A month ago, Arco began shipping Prudhoe gas west to the adjacent Kuparuk River oil field, the second largest in North America after Prudhoe Bay. Gas, the most important recovery-enhancement aid on the North Slope, is gathered, compressed, and reinjected into the ground, where it raises resevoir pressure and helps lift oil to the surface. More gas is used at Prudhoe's central gas facility for this purpose than at any other site in the world.
The $175 million Kuparuk Large-Scale Enhanced Oil Recovery Project, to be phased in by the end of the year, will extend Kuparuk's total output by 200 million barrels, the company says. Kuparuk is now expected to produce 2.2 billion barrels over its lifetime, compared with an initial 1-billion-barrel estimate in 1981. "That's like finding a major oil field within the Kuparuk River reservoir," says Scott Kerr, Arco's Kuparuk manager.

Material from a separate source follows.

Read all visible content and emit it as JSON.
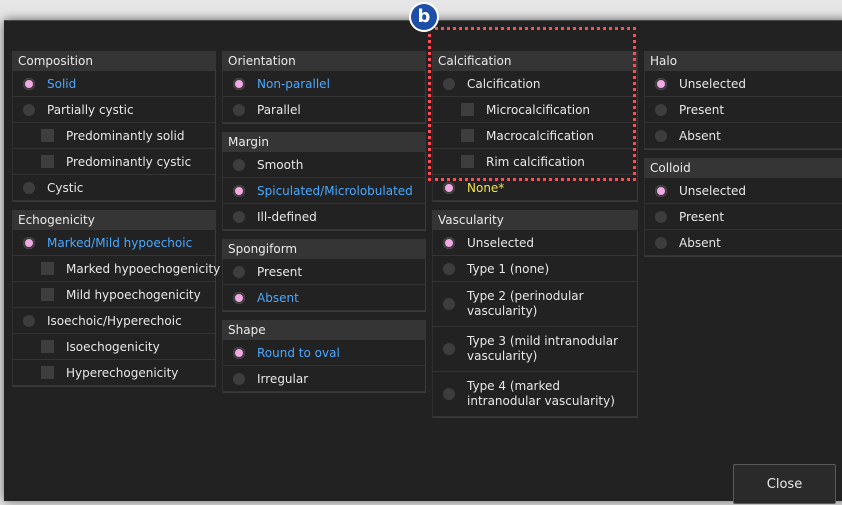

A helping hand
BP is exploring new oil sources with government help. Its offshore Northstar field, still in development, was coaxed along by state legislation that changed lease terms for the prospect, giving BP incentives to tackle an otherwise prohibitively expensive project. Test wells have produced a very light crude oil of much higher quality than any other producing deposits. The 130-million-barrel field, which straddles state and federal property offshore, will provide the first commercial production from the federally owned Alaska Outercontinental Shelf, which has been too remote and costly for commercial operations.
Technology extends oil companies' reach even farther. Niakuk, an offshore field operated and mostly owned by BP, was drilled from onshore to save costs and minimize environmental impact. This summer, Arco and Exxon set a North American distance record by tapping offshore West Niakuk oil with an onshore well drilled over three miles away.
Milne Point, owned and operated by BP, is the only North Slope field to tap all three major known oil reservoirs under the tundra's surface. It could create opportunities for perfecting techniques to produce the North Slope's huge, shallow reservoir of molasses-thick oil that has been shunned for better-quality oil in reservoirs twice as deep.
While Northstar would require a first-of-its-kind Arctic undersea pipeline to tie into existing infrastructure, much of the North Slope's future lies in small satellite fields located next to existing fields, Alaska oil experts say. "We know of 50 potential accumulations that range from 1 million barrels - which may be one well - to 100 million barrels," Arco's Mr. Meyers says.